The answer should be one number only, namely how many lines of the records hold the word "content".

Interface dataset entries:
___
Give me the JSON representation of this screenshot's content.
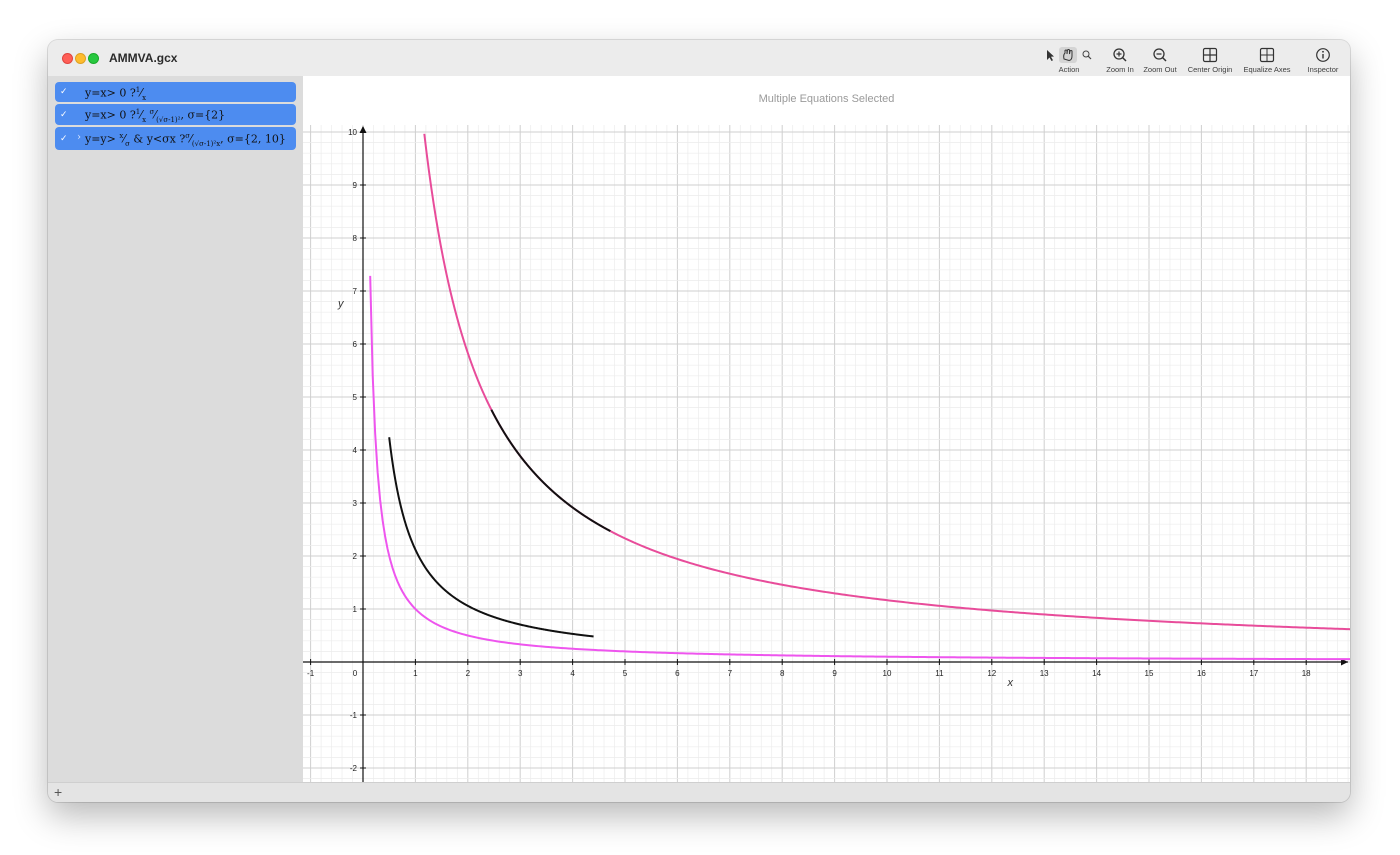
{
  "window": {
    "title": "AMMVA.gcx"
  },
  "toolbar": {
    "action_label": "Action",
    "zoom_in_label": "Zoom In",
    "zoom_out_label": "Zoom Out",
    "center_origin_label": "Center Origin",
    "equalize_axes_label": "Equalize Axes",
    "inspector_label": "Inspector"
  },
  "equations": [
    {
      "text": "y=x> 0 ?1/x",
      "checked": true
    },
    {
      "text": "y=x> 0 ?1/x σ/(√σ-1)², σ={2}",
      "checked": true
    },
    {
      "text": "y=y> x/σ & y<σx ?σ/((√σ-1)²x), σ={2,10}",
      "checked": true
    }
  ],
  "plot": {
    "title": "Multiple Equations Selected",
    "xlabel": "x",
    "ylabel": "y"
  },
  "chart_data": {
    "type": "line",
    "xlim": [
      -1.1,
      19
    ],
    "ylim": [
      -2.2,
      10.1
    ],
    "grid": true,
    "x_ticks": [
      -1,
      0,
      1,
      2,
      3,
      4,
      5,
      6,
      7,
      8,
      9,
      10,
      11,
      12,
      13,
      14,
      15,
      16,
      17,
      18
    ],
    "y_ticks": [
      -2,
      -1,
      1,
      2,
      3,
      4,
      5,
      6,
      7,
      8,
      9,
      10
    ],
    "colors": {
      "magenta": "#ee55ee",
      "pink": "#e84c9a",
      "black": "#111111"
    },
    "series": [
      {
        "color": "#ee55ee",
        "x_range": [
          0.09,
          19
        ],
        "formula": "1/x"
      },
      {
        "color": "#e84c9a",
        "x_range": [
          1.17,
          19
        ],
        "formula": "11.66/x"
      },
      {
        "color": "#111111",
        "x_range": [
          0.5,
          4.4
        ],
        "formula": "2.12/x"
      },
      {
        "color": "#111111",
        "x_range": [
          2.45,
          4.72
        ],
        "formula": "11.66/x"
      }
    ]
  }
}
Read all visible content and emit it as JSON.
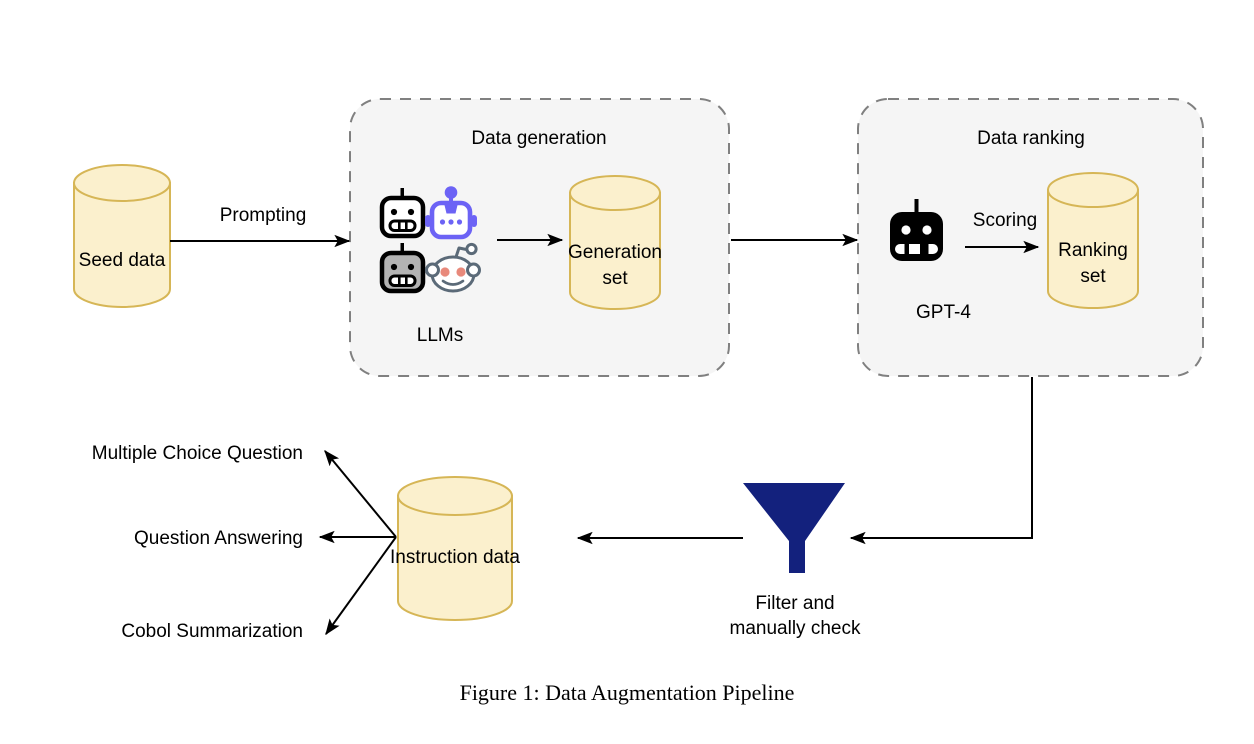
{
  "figure": {
    "caption": "Figure 1: Data Augmentation Pipeline",
    "background_color": "#ffffff"
  },
  "palette": {
    "cylinder_fill": "#fbf0cd",
    "cylinder_stroke": "#d6b656",
    "group_fill": "#f5f5f5",
    "group_stroke": "#808080",
    "line": "#000000",
    "funnel": "#13217d",
    "robot_black": "#000000",
    "robot_gray": "#b3b3b3",
    "robot_purple": "#6c63f5",
    "reddit_outline": "#5b6a78",
    "reddit_cheek": "#e8897b"
  },
  "nodes": {
    "seed_data": {
      "label": "Seed data"
    },
    "generation_set": {
      "label_line1": "Generation",
      "label_line2": "set"
    },
    "ranking_set": {
      "label_line1": "Ranking",
      "label_line2": "set"
    },
    "instruction_data": {
      "label": "Instruction data"
    }
  },
  "groups": {
    "data_generation": {
      "title": "Data generation",
      "models_label": "LLMs",
      "model_icons": [
        {
          "name": "robot-black-icon",
          "color": "#000000"
        },
        {
          "name": "robot-purple-icon",
          "color": "#6c63f5"
        },
        {
          "name": "robot-gray-icon",
          "color": "#b3b3b3"
        },
        {
          "name": "reddit-snoo-icon",
          "color": "#5b6a78"
        }
      ]
    },
    "data_ranking": {
      "title": "Data ranking",
      "model_label": "GPT-4",
      "model_icon": "robot-black-icon"
    }
  },
  "edges": {
    "prompting": "Prompting",
    "scoring": "Scoring"
  },
  "filter": {
    "icon": "funnel-icon",
    "caption_line1": "Filter and",
    "caption_line2": "manually check",
    "color": "#13217d"
  },
  "tasks": [
    {
      "label": "Multiple Choice Question"
    },
    {
      "label": "Question Answering"
    },
    {
      "label": "Cobol Summarization"
    }
  ]
}
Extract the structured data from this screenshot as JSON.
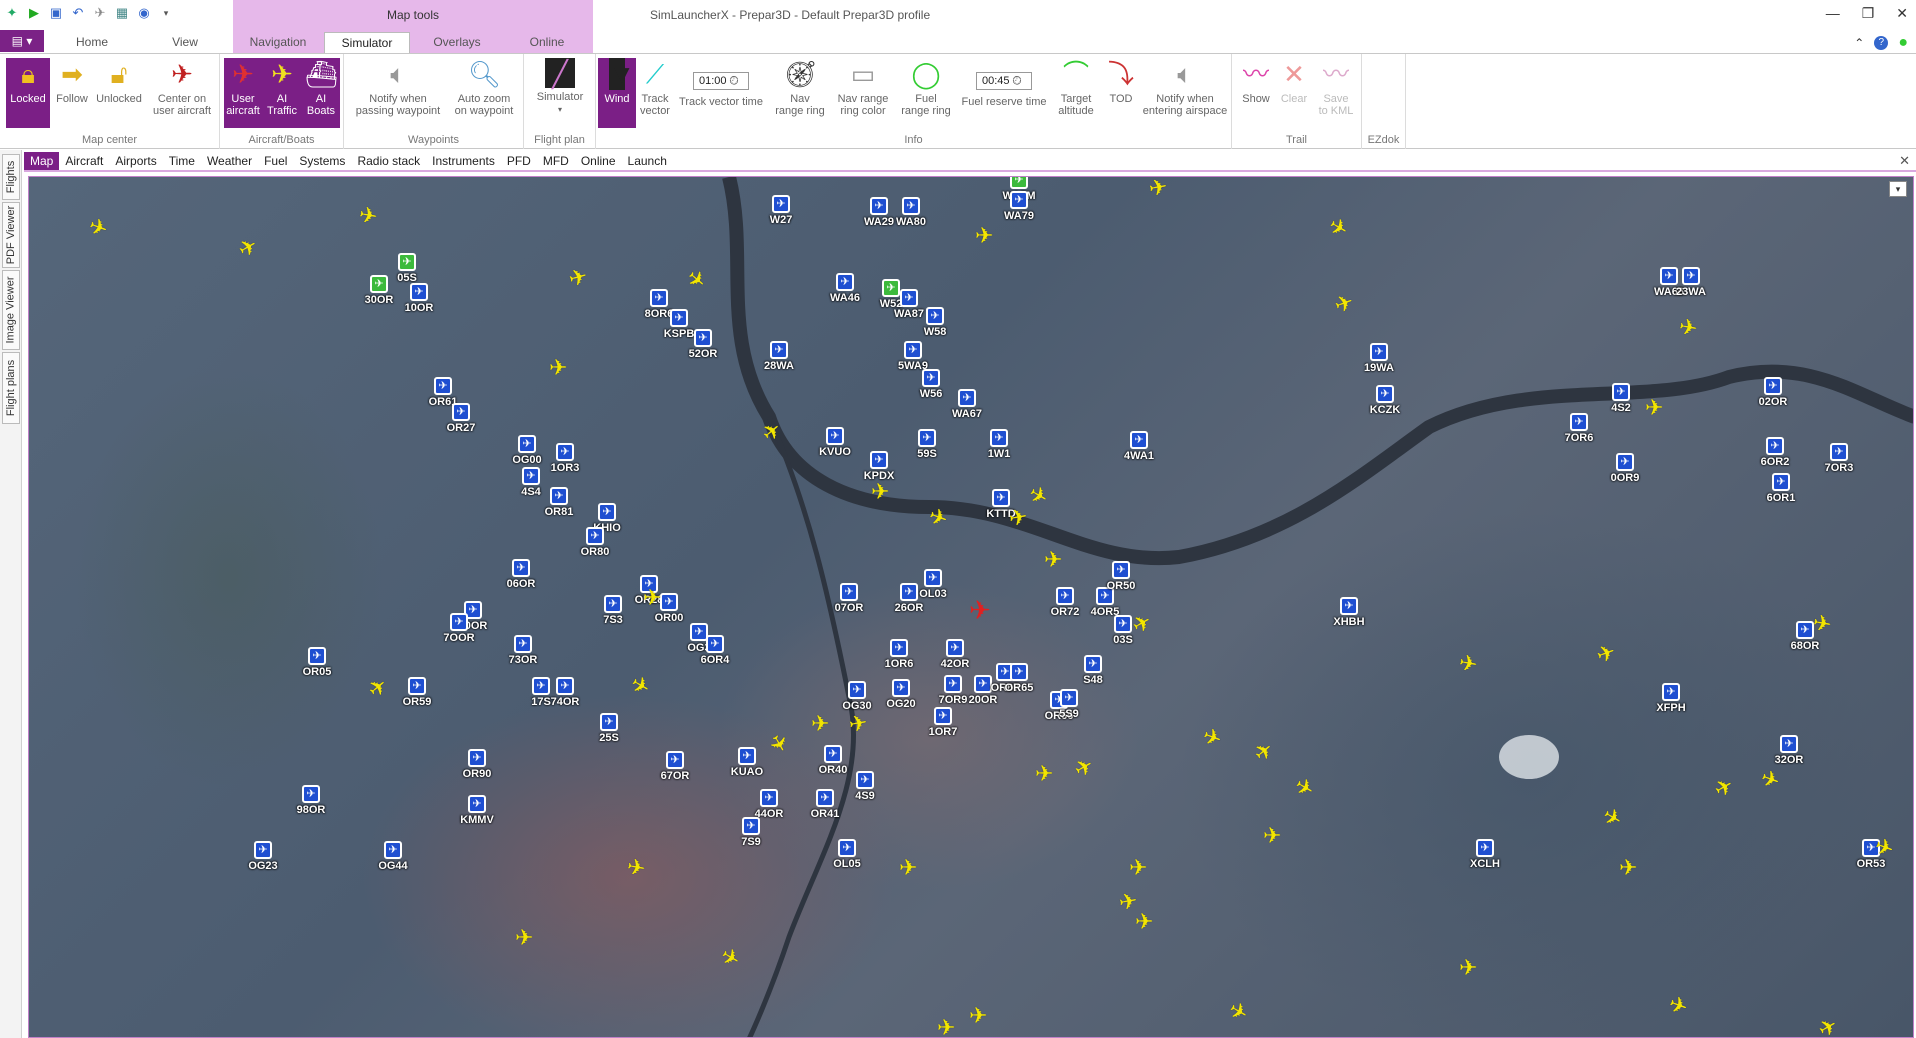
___
WRITTEN RESPONSE – 2